Hartke’s lively score alludes to many kinds of music, old and new, and takes its time. He shows a flair for theatrical writing, capturing atmosphere and mood, and his gracious vocal writing helps words leap out with precise meaning. He and Carter both use percussion to great effect. In “What Next?” the clatter is complex and indefinite, creating a sense of inscrutability. In “The Greater Good,” the percussion gives us the horse hoofs and a toccata of silverware on plates for dinner.

Carter’s sound world is all his own. Hartke, who teaches at USC and is some 45 years younger, picks up more from what’s around him. The mattress under Butterball squeaks like Ligeti’s machine music, much to everyone’s amusement.


But there is, perhaps, too much that’s good in this expansion of a short story to a full-length opera. Everything is explained. New details -- such as someone’s missing her cat, allowing for cute cat music -- weigh down the drama. Since these are characters who refuse to change, exploring their inner lives leads nowhere. Still, the singers were all impressive, with soprano Caroline Worra making an especially winning protagonist. And Stewart Robertson’s conducting was to the point.

Mulling role reversals

I wonder what would have happened if Glimmerglass and Tanglewood had switched directors (and maybe casts). Doug Fitch asked for more silliness than useful in “What Next?,” whereas David Schweizer’s virtuosically fluid direction of “The Greater Good” was a little long-winded.

What’s next for “The Greater Good” remains, of course, to be seen -- though Naxos was on hand to record it Sunday. In opera, nothing can be predicted. Schumann’s “Genoveva” has terrific music but is so stupid onstage that no one wants it.
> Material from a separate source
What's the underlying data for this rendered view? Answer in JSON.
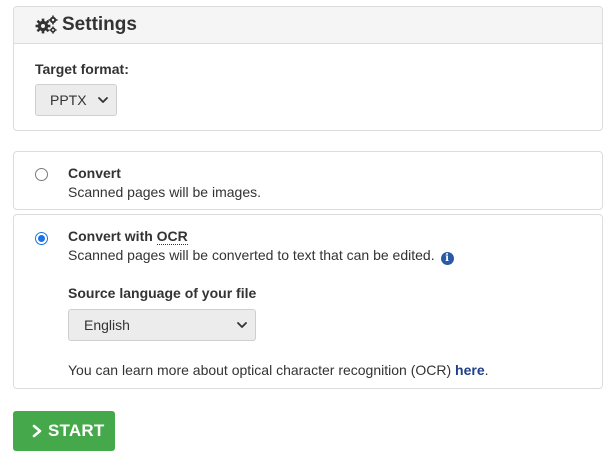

Given a bit of a theatrical push by a young Danish director, Kasper Bech Holten, compellingly sung by a handsome young cast and convincingly conducted by Leon Botstein, the work came momentarily to life at Bard, and at times it was a thrill. But no one will probably ever take it seriously. A work with hints of early Wagner, it, like “The Greater Good,” fights history and is padded. The resolution means little.

For now, “What Next?” really does seem what’s next.